### Data provided ###
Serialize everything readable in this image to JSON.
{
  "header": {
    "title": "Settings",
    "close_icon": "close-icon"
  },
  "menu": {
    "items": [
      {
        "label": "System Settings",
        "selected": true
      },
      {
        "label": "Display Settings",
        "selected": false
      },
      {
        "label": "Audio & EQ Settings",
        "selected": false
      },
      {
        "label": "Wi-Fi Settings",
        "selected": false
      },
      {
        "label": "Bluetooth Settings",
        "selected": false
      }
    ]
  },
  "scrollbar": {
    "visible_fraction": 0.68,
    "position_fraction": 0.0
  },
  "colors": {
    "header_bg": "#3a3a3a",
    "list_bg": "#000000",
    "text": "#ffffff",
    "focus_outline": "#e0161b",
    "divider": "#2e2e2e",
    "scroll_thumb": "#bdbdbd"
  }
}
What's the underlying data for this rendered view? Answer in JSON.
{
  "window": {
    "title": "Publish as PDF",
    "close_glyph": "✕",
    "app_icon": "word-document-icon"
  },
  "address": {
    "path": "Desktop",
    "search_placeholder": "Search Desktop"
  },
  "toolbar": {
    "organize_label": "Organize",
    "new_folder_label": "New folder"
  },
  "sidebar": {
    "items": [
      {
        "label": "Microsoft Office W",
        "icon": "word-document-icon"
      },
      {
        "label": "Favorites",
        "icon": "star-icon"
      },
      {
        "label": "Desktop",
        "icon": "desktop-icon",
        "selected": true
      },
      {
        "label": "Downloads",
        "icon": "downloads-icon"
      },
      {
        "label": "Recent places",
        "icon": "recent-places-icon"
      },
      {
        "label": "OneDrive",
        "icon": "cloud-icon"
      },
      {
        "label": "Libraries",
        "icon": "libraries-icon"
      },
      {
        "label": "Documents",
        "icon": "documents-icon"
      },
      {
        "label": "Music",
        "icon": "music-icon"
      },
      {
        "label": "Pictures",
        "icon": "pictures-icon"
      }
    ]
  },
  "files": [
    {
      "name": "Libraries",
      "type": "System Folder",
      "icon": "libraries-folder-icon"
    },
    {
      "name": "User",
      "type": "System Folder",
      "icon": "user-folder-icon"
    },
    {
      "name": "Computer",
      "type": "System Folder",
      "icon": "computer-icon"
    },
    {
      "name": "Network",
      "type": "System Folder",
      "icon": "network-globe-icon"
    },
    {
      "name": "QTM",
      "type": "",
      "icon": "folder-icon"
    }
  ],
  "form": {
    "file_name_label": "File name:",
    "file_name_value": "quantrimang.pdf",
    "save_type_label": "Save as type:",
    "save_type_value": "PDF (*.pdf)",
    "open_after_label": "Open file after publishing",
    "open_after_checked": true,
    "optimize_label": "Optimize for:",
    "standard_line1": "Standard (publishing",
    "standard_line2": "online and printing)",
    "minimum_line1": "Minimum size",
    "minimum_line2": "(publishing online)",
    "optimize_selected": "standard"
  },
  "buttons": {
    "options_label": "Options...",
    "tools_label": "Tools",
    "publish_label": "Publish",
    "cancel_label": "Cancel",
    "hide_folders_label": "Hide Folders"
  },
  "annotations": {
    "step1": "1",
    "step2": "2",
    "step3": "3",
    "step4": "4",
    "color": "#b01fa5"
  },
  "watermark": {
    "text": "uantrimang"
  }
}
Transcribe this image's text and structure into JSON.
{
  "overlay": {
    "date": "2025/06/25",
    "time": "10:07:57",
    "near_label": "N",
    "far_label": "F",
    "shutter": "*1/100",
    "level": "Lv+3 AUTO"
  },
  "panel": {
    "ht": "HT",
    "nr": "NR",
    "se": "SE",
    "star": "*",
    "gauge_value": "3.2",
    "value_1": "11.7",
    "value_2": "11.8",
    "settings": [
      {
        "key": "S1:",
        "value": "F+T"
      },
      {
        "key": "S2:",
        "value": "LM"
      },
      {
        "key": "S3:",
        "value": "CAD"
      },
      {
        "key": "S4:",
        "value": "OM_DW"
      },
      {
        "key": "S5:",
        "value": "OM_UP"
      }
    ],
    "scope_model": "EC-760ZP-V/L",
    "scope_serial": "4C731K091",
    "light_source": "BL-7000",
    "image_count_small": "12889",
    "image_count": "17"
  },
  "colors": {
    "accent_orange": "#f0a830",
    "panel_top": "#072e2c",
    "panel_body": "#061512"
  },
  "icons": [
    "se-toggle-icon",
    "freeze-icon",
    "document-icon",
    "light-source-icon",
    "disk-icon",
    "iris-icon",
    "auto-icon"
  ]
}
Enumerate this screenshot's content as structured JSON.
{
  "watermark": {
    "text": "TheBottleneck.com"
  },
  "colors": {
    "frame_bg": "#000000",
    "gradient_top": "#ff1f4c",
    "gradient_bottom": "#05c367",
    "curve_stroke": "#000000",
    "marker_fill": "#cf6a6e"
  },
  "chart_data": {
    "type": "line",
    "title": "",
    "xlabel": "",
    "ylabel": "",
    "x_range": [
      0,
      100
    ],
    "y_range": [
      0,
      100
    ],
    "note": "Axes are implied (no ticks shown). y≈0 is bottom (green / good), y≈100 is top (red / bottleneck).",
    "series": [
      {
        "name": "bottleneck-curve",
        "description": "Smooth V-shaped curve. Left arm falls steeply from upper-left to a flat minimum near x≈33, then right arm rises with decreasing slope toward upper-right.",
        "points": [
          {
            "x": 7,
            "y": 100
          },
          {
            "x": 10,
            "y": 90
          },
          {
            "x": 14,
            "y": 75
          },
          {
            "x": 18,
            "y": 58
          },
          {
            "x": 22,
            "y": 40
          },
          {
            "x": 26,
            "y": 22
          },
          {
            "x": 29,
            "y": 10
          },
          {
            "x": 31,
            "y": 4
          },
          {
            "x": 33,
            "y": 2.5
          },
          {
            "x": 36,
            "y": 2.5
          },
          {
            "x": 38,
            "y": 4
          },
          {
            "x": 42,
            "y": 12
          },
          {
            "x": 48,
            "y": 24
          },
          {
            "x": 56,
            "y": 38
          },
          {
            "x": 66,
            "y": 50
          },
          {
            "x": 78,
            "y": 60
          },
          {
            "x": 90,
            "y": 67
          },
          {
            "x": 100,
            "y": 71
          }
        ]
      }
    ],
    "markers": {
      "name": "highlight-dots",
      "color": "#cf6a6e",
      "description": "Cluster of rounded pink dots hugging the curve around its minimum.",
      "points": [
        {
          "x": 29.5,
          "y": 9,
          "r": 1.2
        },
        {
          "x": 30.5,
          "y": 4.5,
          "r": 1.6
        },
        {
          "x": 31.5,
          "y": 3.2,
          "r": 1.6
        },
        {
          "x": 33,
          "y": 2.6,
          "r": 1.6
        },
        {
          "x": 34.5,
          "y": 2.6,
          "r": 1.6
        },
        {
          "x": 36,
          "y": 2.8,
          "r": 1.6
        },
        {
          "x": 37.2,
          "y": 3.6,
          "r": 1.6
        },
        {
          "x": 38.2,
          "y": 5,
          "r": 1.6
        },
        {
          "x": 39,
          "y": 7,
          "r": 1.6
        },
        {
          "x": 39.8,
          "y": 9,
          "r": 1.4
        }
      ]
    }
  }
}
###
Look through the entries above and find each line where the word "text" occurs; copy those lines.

    "text": "#ffffff",
    "text": "uantrimang"
Transcribe this image's text and structure into JSON.
    "text": "TheBottleneck.com"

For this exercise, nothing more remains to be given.